Paul Sereno of the University of Chicago and colleagues were searching for the remains of dinosaurs in the African country of Niger when they came across the startling find, detailed at a news conference Thursday at the National Geographic Society.

"Part of discovery is finding things that you least expect," he said. "When you come across something like that in the middle of the desert it sends a tingle down your spine."

Some 200 graves of humans were found during fieldwork at the site in 2005 and 2006, as well as remains of animals, large fish and crocodiles.

Posted by Jill Fallon at 1:47 PM | Permalink

Plastic Flowers Too Dangerous

Even though my personal preference is for real flowers and long-living plants, this is ridiculous.

Plastic flowers banned from cemetery for posing a 'health and safety risk'

'We also have heath-and-safety reasons to consider: if the flowers get caught up in the lawnmower the bits of plastic flying around could be very dangerous.'

In June Croydon Council banned plastic flowers from an elderly accommodation block because they were also deemed to be a health-and-safety risk.

Posted by Jill Fallon at 10:51 AM | Permalink

August 13, 2008

Meanwhile in Macedonia

Michael Totten visits Macedonia and is shocked to see
A huge number of people in Tetovo, though, looked like they had been airlifted in from the Middle East,
It seems the Wahhabis have successfully transformed this portion of Macedonia into what former Soviet dissident Natan Sharansky calls a fear society.
“How long have you had problems with the Wahhabis here?” I said.

“Serious trouble started three years ago when they broke gravestones,” he said. “They didn’t respect our saints.
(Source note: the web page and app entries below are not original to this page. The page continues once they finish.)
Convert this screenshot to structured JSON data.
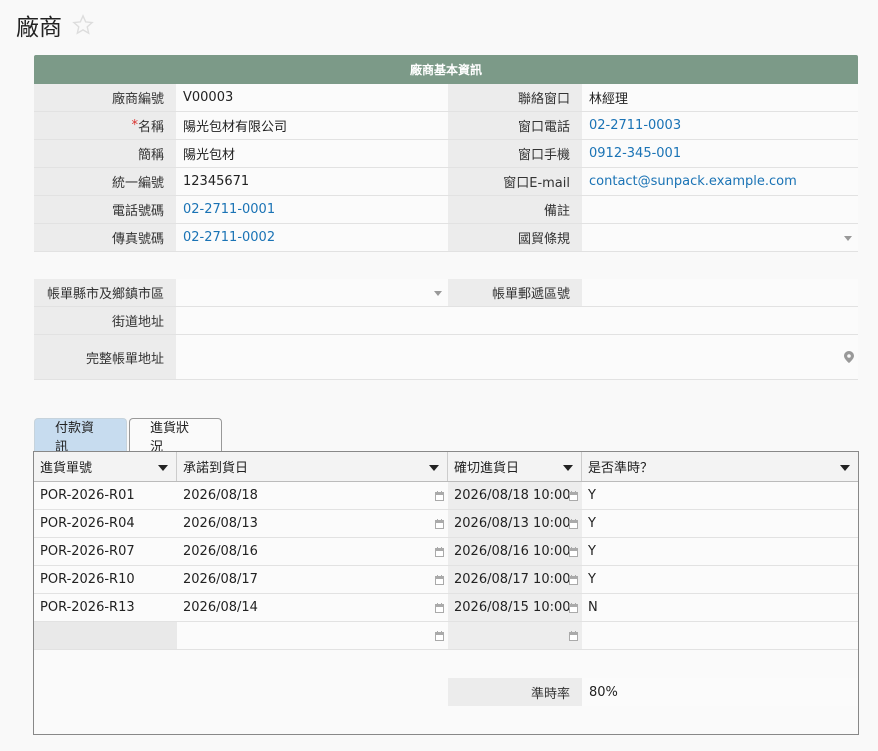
{
  "page": {
    "title": "廠商"
  },
  "section": {
    "title": "廠商基本資訊"
  },
  "basic_rows": [
    {
      "label1": "廠商編號",
      "value1": "V00003",
      "label2": "聯絡窗口",
      "value2": "林經理"
    },
    {
      "label1": "名稱",
      "required_mark": "*",
      "value1": "陽光包材有限公司",
      "label2": "窗口電話",
      "value2": "02-2711-0003"
    },
    {
      "label1": "簡稱",
      "value1": "陽光包材",
      "label2": "窗口手機",
      "value2": "0912-345-001"
    },
    {
      "label1": "統一編號",
      "value1": "12345671",
      "label2": "窗口E-mail",
      "value2": "contact@sunpack.example.com"
    },
    {
      "label1": "電話號碼",
      "value1": "02-2711-0001",
      "label2": "備註",
      "value2": ""
    },
    {
      "label1": "傳真號碼",
      "value1": "02-2711-0002",
      "label2": "國貿條規",
      "value2": ""
    }
  ],
  "address": {
    "city_label": "帳單縣市及鄉鎮市區",
    "city_value": "",
    "zip_label": "帳單郵遞區號",
    "zip_value": "",
    "street_label": "街道地址",
    "street_value": "",
    "full_label": "完整帳單地址",
    "full_value": ""
  },
  "tabs": [
    {
      "label": "付款資訊",
      "active": true
    },
    {
      "label": "進貨狀況",
      "active": false
    }
  ],
  "table": {
    "columns": [
      "進貨單號",
      "承諾到貨日",
      "確切進貨日",
      "是否準時？"
    ],
    "rows": [
      {
        "order": "POR-2026-R01",
        "promised": "2026/08/18",
        "actual": "2026/08/18 10:00",
        "on_time": "Y"
      },
      {
        "order": "POR-2026-R04",
        "promised": "2026/08/13",
        "actual": "2026/08/13 10:00",
        "on_time": "Y"
      },
      {
        "order": "POR-2026-R07",
        "promised": "2026/08/16",
        "actual": "2026/08/16 10:00",
        "on_time": "Y"
      },
      {
        "order": "POR-2026-R10",
        "promised": "2026/08/17",
        "actual": "2026/08/17 10:00",
        "on_time": "Y"
      },
      {
        "order": "POR-2026-R13",
        "promised": "2026/08/14",
        "actual": "2026/08/15 10:00",
        "on_time": "N"
      }
    ],
    "summary_label": "準時率",
    "summary_value": "80%"
  },
  "colors": {
    "section_header": "#7c9a88",
    "link": "#1a73b5",
    "required": "#d9302c",
    "active_tab": "#c7dcef"
  },
  "icons": [
    "star-outline-icon",
    "dropdown-arrow-icon",
    "map-pin-icon",
    "calendar-icon",
    "sort-dropdown-icon"
  ]
}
They also broke pictures of Imam Ali on the walls, and of the world head of the Bektashis. They cut the pictures with knives. They think we are too close to Christianity, in part because of the pictures and candles.” The Wahhabis hate candles. “Then the Sunnis came in and occupied the tekke. They said This is Muslim territory.”

  Michael Totten Sufi Graves

All Bektashis believe in the same graves. We keep them and pray to them. We believe that if we damage a grave God will punish us, so we are very afraid to do this, we would never do this. We keep the saint graves. The Muslims know this, they are trying to provoke us and claim that we have done it to ourselves. But no, really they did it. Plus, I see these Wahhabis around. Usually at night the Wahhabis are coming, sometimes in trousers, sometimes in their clothes, sometimes with the things on their heads and with beards.”

Posted by Jill Fallon at 1:24 PM | Permalink

August 1, 2008

Wedding-funeral for female suicide bomber ends in brawl

The "wedding-funeral" of the first-ever female suicide bomber turns into sectarian brawl.

Excerpts from a report on a Lebanese celebration of the "wedding-funeral" of the first ever female suicide bomber, Sana Mehaidli, known as "The Bride of the South," who detonated a car bomb near an Israeli military convoy in southern Lebanon in 1985. The report aired on Al-Jadid/New TV on July 26, 2008.
In Maghdouche, the town of the martyr Milad Saliba, Sana was wedded in a great ceremony. The band was playing in her honor, and the crowd was dancing. A bride, in her wedding dress, raised her gun above her head. The procession was showered with rice and roses, and sprayed with rose water. The church bells chimed in her honor.

In 'Anqoun, there was a crowded reception from balconies, from the rooftops, in the streets, and in cars. The Shiite seminary was packed when Sana arrived. The party chairman could not complete his address, because somebody decided to raise a flag of the Amal party from the podium, and a group of vandals began to destroy the place, leading some fo the participants to leave the premises. SSNP members protected Sana's coffin and the guests, whlie gunfire could be heard outside the seminary. After things calmed down, the SSNP members accompanied their heroic martyr to the village cemetery, where she was buried, amid continuous disturbances by the village youth, who were the only ones who did not appreciate the honor that Sana bestowed upon the village from which she came.

via Solomonia

Posted by Jill Fallon at 10:04 AM | Permalink